Search the data for the string "text" and copy each line in which it appears.

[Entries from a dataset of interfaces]
/---

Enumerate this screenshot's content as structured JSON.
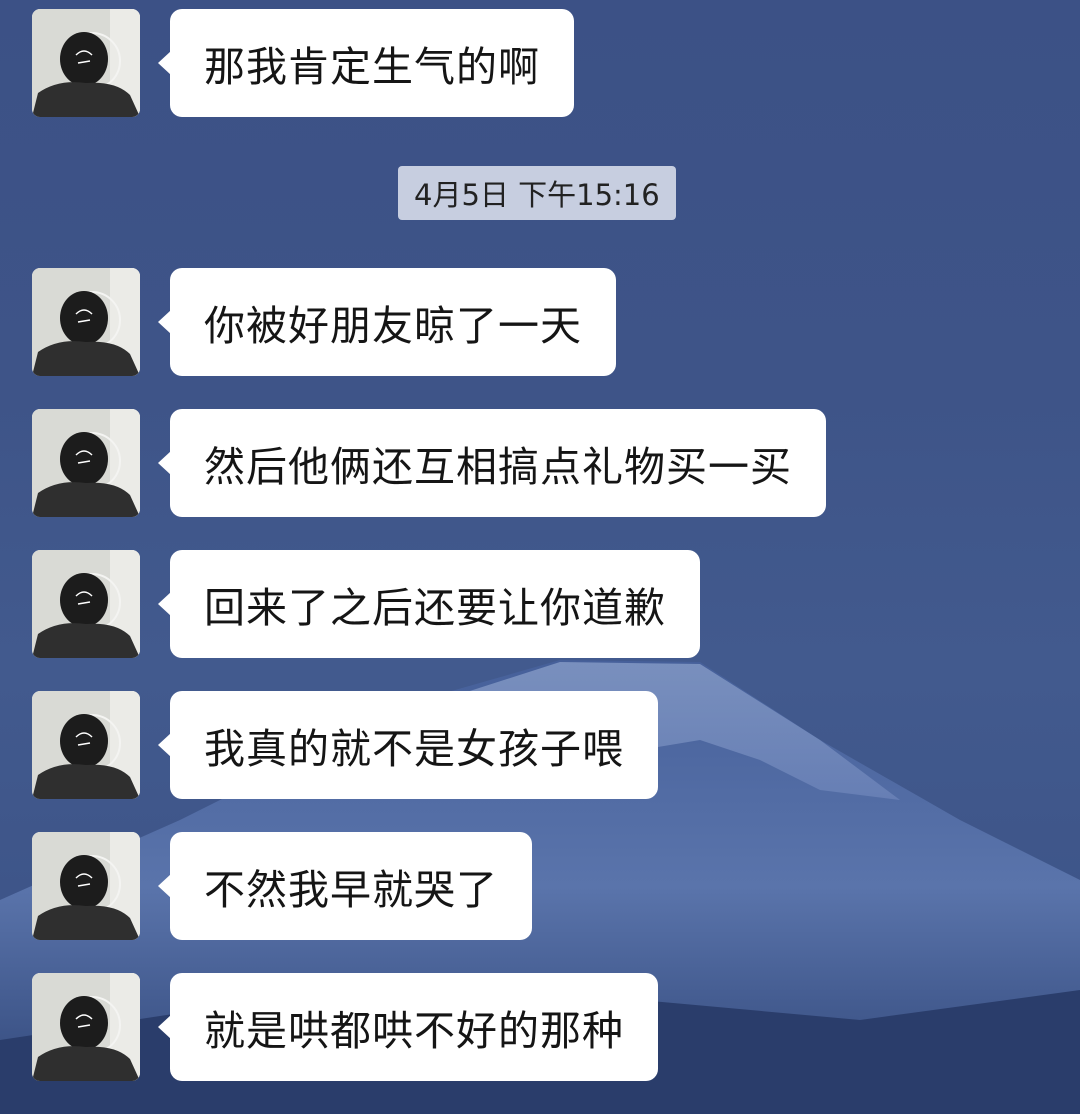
{
  "timestamp": "4月5日 下午15:16",
  "messages": [
    {
      "text": "那我肯定生气的啊"
    },
    {
      "text": "你被好朋友晾了一天"
    },
    {
      "text": "然后他俩还互相搞点礼物买一买"
    },
    {
      "text": "回来了之后还要让你道歉"
    },
    {
      "text": "我真的就不是女孩子喂"
    },
    {
      "text": "不然我早就哭了"
    },
    {
      "text": "就是哄都哄不好的那种"
    }
  ]
}
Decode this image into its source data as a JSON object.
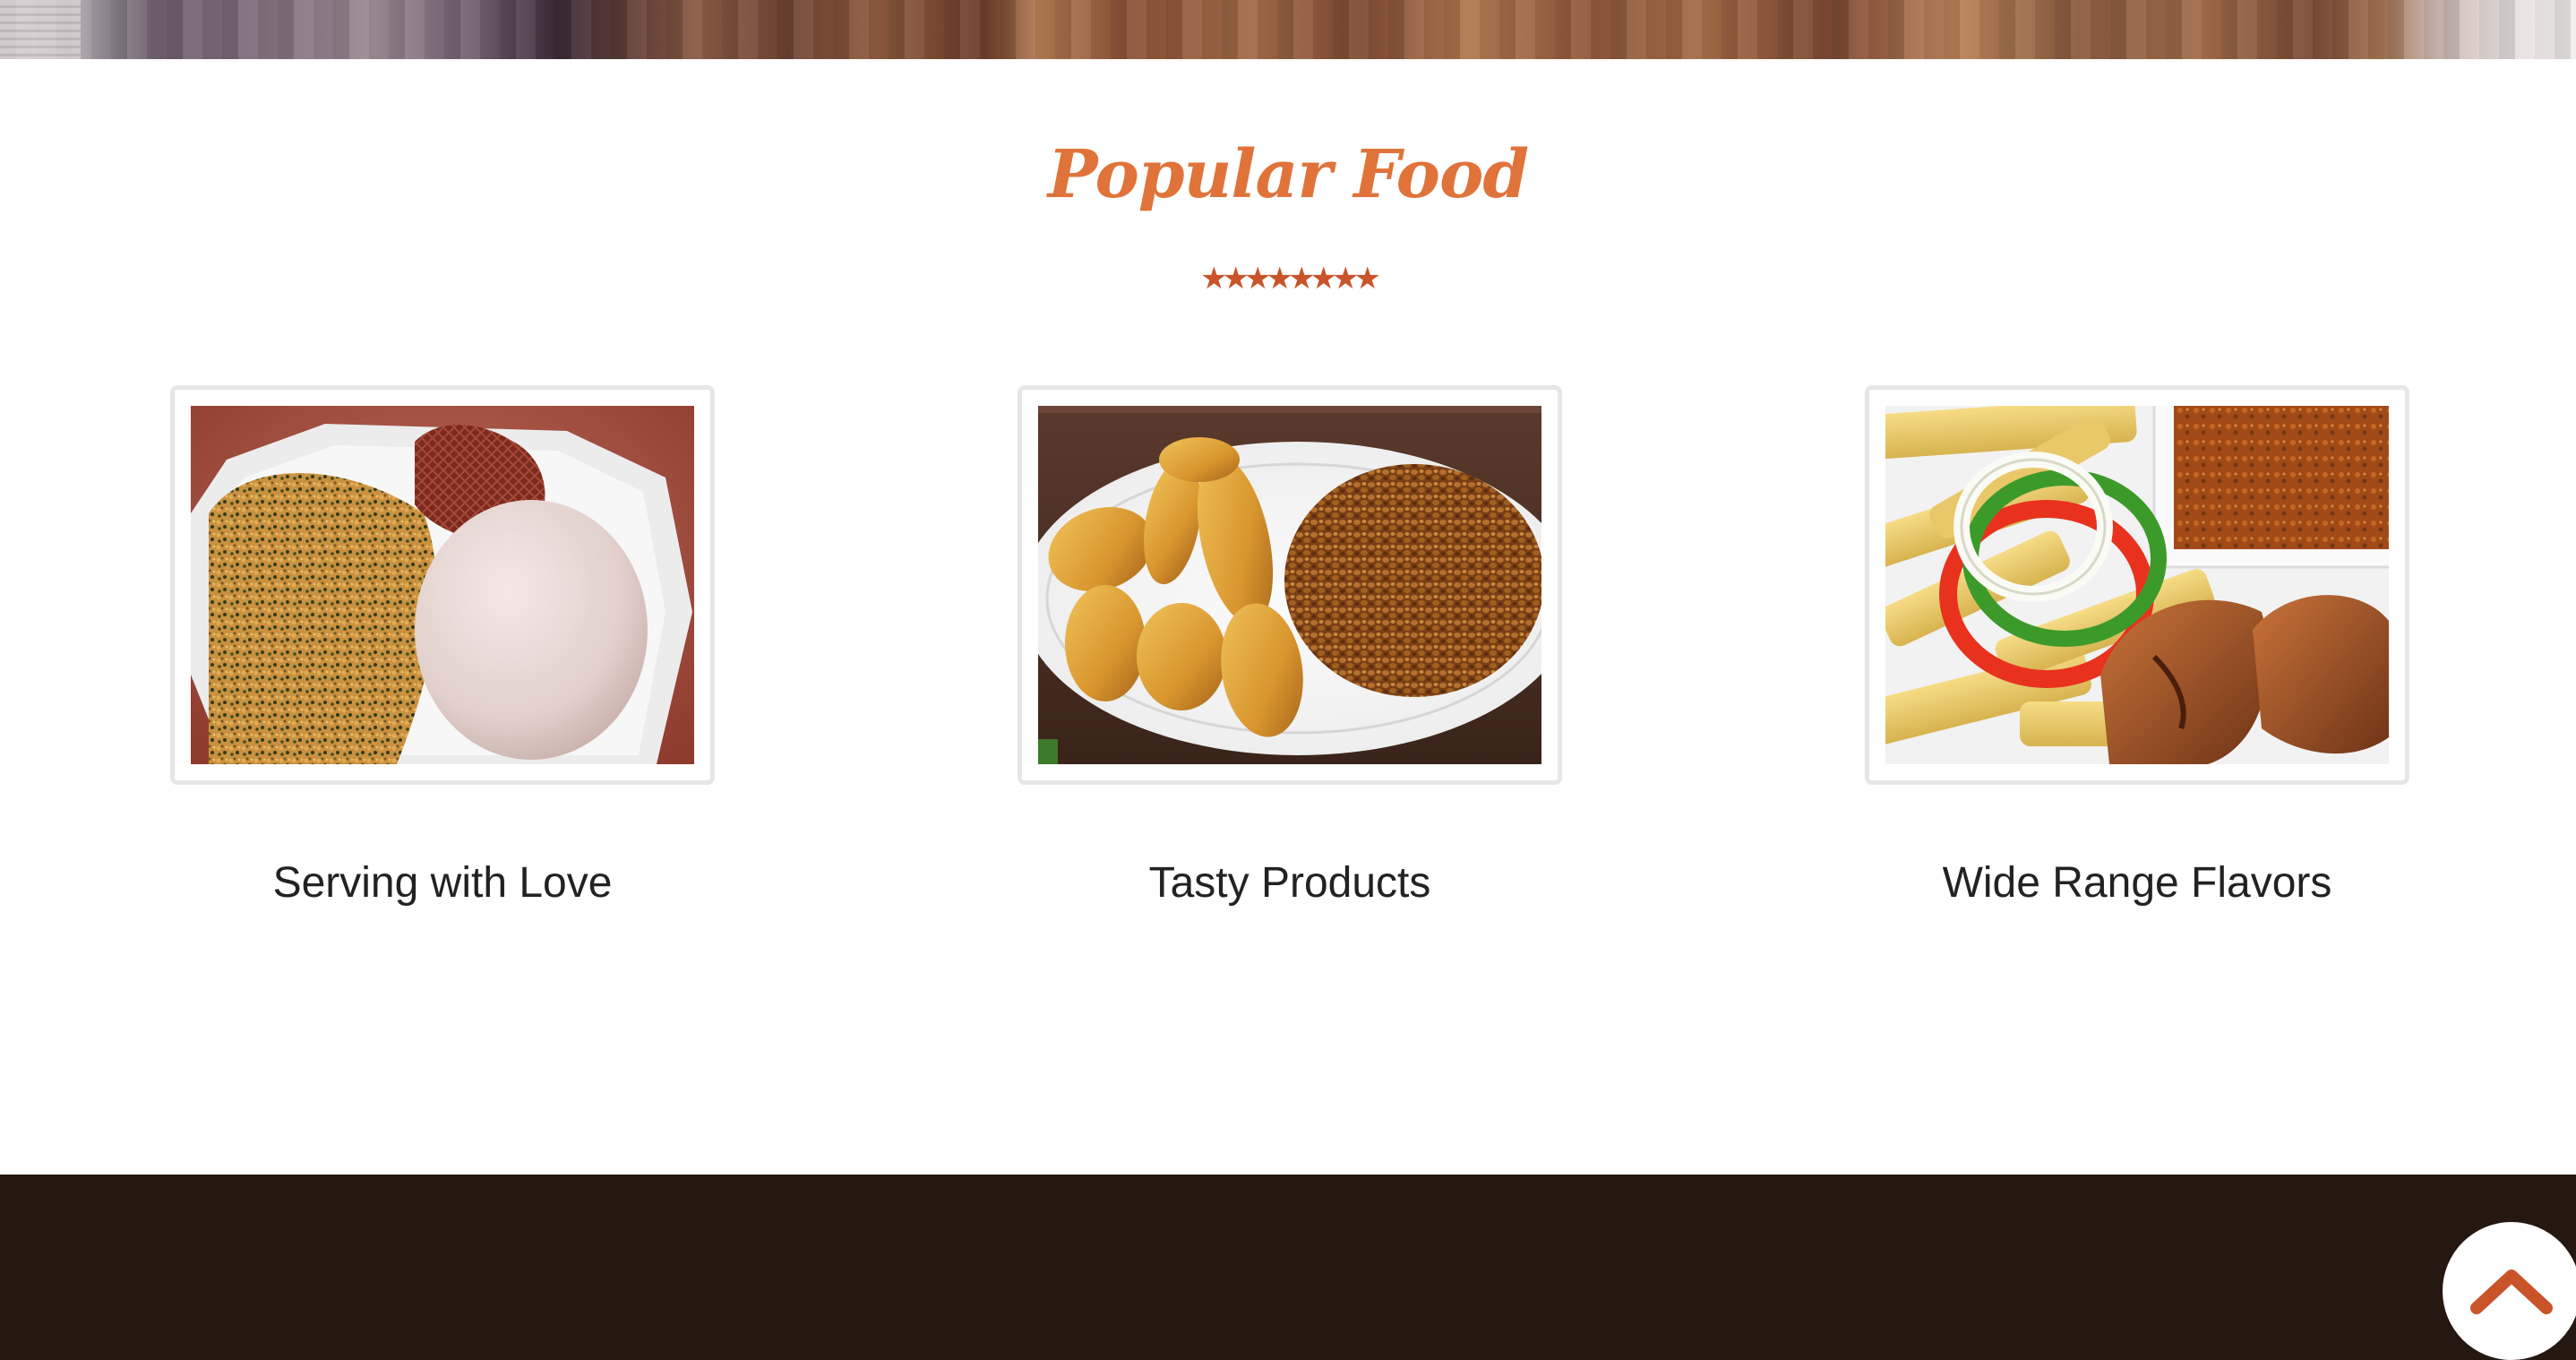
{
  "section": {
    "title": "Popular Food",
    "stars": "★★★★★★★★"
  },
  "cards": [
    {
      "label": "Serving with Love"
    },
    {
      "label": "Tasty Products"
    },
    {
      "label": "Wide Range Flavors"
    }
  ],
  "colors": {
    "title": "#e0733a",
    "stars": "#c9542a",
    "footer": "#251811",
    "back_to_top_icon": "#c9542a"
  },
  "back_to_top": {
    "icon": "chevron-up-icon"
  }
}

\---

*THE COMPLETED TASK*:
      "text": "那我肯定生气的啊"
      "text": "你被好朋友晾了一天"
      "text": "然后他俩还互相搞点礼物买一买"
      "text": "回来了之后还要让你道歉"
      "text": "我真的就不是女孩子喂"
      "text": "不然我早就哭了"
      "text": "就是哄都哄不好的那种"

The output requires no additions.